(Exercise requirements):
All entries below must be retyped exactly, though pictures are to be skipped.

(Excerpts from an interface dataset)

*** Block opens ***

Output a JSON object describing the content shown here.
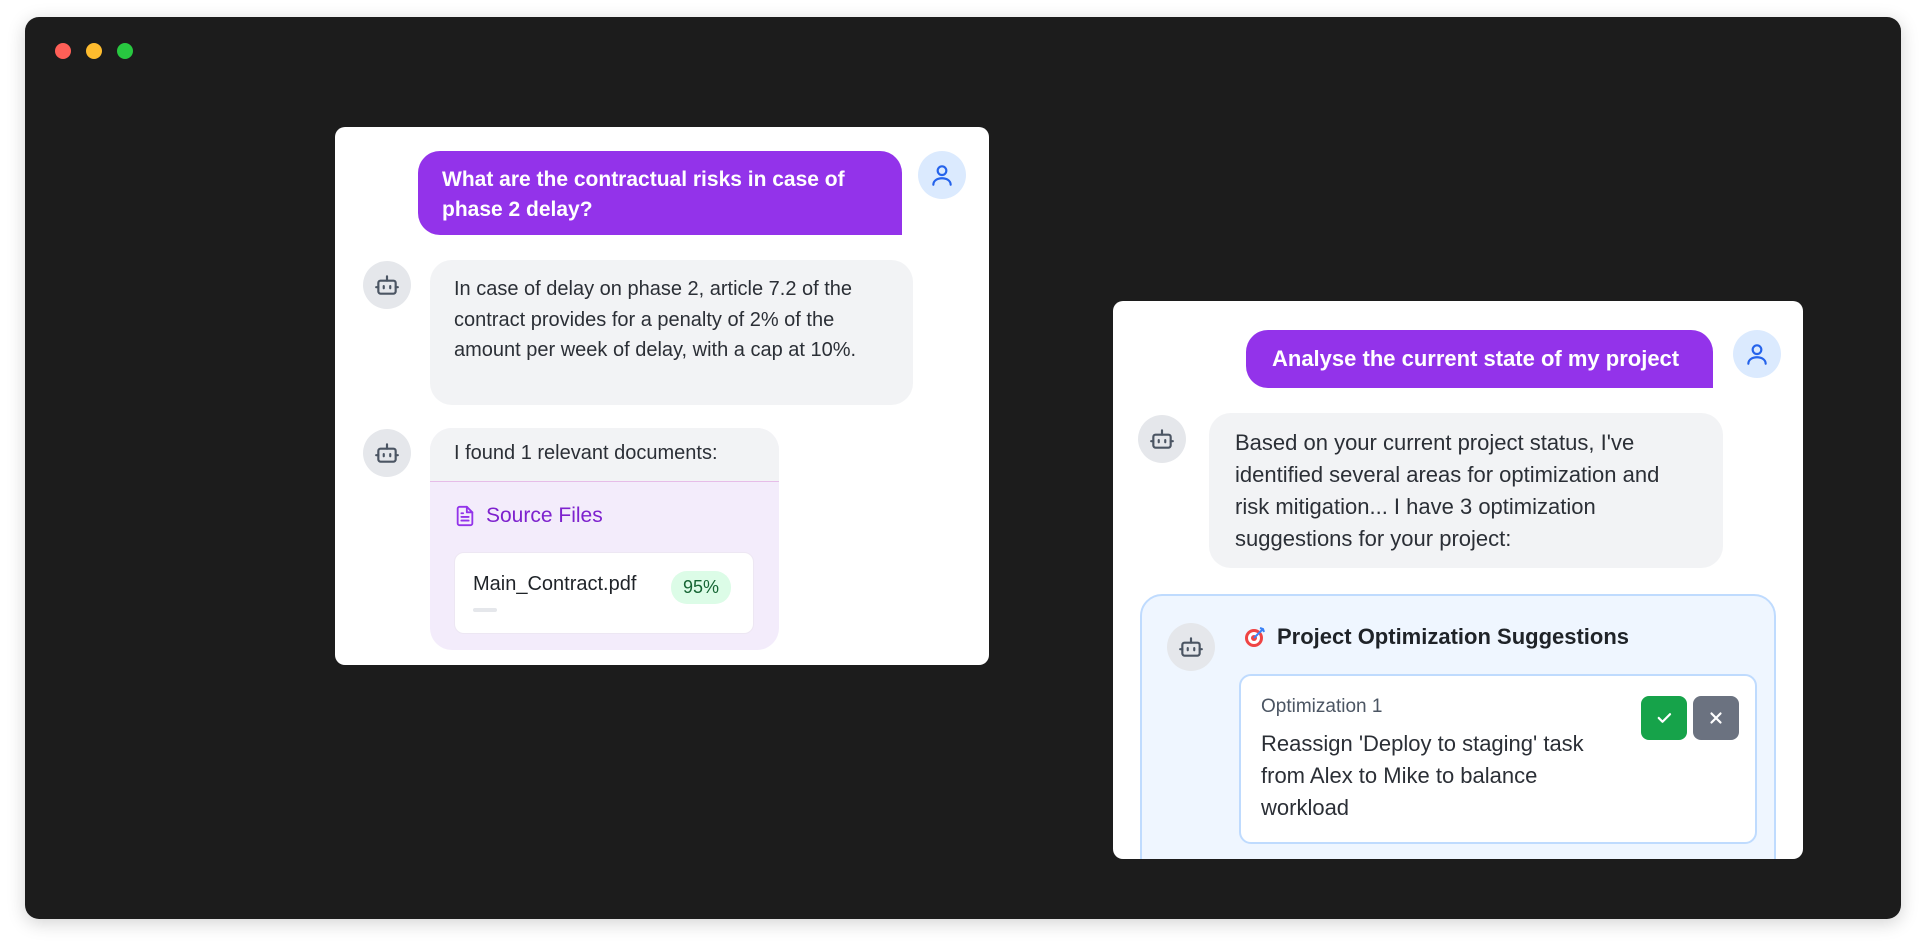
{
  "window": {
    "controls": [
      "close",
      "minimize",
      "maximize"
    ]
  },
  "left_chat": {
    "user_message": "What are the contractual risks in case of phase 2 delay?",
    "bot_answer": "In case of delay on phase 2, article 7.2 of the contract provides for a penalty of 2% of the amount per week of delay, with a cap at 10%.",
    "documents_intro": "I found 1 relevant documents:",
    "sources_title": "Source Files",
    "files": [
      {
        "name": "Main_Contract.pdf",
        "relevance": "95%"
      }
    ]
  },
  "right_chat": {
    "user_message": "Analyse the current state of my project",
    "bot_answer": "Based on your current project status, I've identified several areas for optimization and risk mitigation... I have 3 optimization suggestions for your project:",
    "suggestions_title": "Project Optimization Suggestions",
    "suggestions": [
      {
        "label": "Optimization 1",
        "text": "Reassign 'Deploy to staging' task from Alex to Mike to balance workload"
      }
    ]
  },
  "colors": {
    "user_bubble": "#9333ea",
    "bot_bubble": "#f2f3f5",
    "accept": "#16a34a",
    "reject": "#6b7280",
    "suggestion_bg": "#eff6ff"
  },
  "icons": [
    "user-icon",
    "bot-icon",
    "document-icon",
    "target-icon",
    "check-icon",
    "close-icon"
  ]
}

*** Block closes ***

(Answer to this exercise):
Output a JSON object describing the content shown here.
{
  "window": {
    "controls": [
      "close",
      "minimize",
      "maximize"
    ]
  },
  "left_chat": {
    "user_message": "What are the contractual risks in case of phase 2 delay?",
    "bot_answer": "In case of delay on phase 2, article 7.2 of the contract provides for a penalty of 2% of the amount per week of delay, with a cap at 10%.",
    "documents_intro": "I found 1 relevant documents:",
    "sources_title": "Source Files",
    "files": [
      {
        "name": "Main_Contract.pdf",
        "relevance": "95%"
      }
    ]
  },
  "right_chat": {
    "user_message": "Analyse the current state of my project",
    "bot_answer": "Based on your current project status, I've identified several areas for optimization and risk mitigation... I have 3 optimization suggestions for your project:",
    "suggestions_title": "Project Optimization Suggestions",
    "suggestions": [
      {
        "label": "Optimization 1",
        "text": "Reassign 'Deploy to staging' task from Alex to Mike to balance workload"
      }
    ]
  },
  "colors": {
    "user_bubble": "#9333ea",
    "bot_bubble": "#f2f3f5",
    "accept": "#16a34a",
    "reject": "#6b7280",
    "suggestion_bg": "#eff6ff"
  },
  "icons": [
    "user-icon",
    "bot-icon",
    "document-icon",
    "target-icon",
    "check-icon",
    "close-icon"
  ]
}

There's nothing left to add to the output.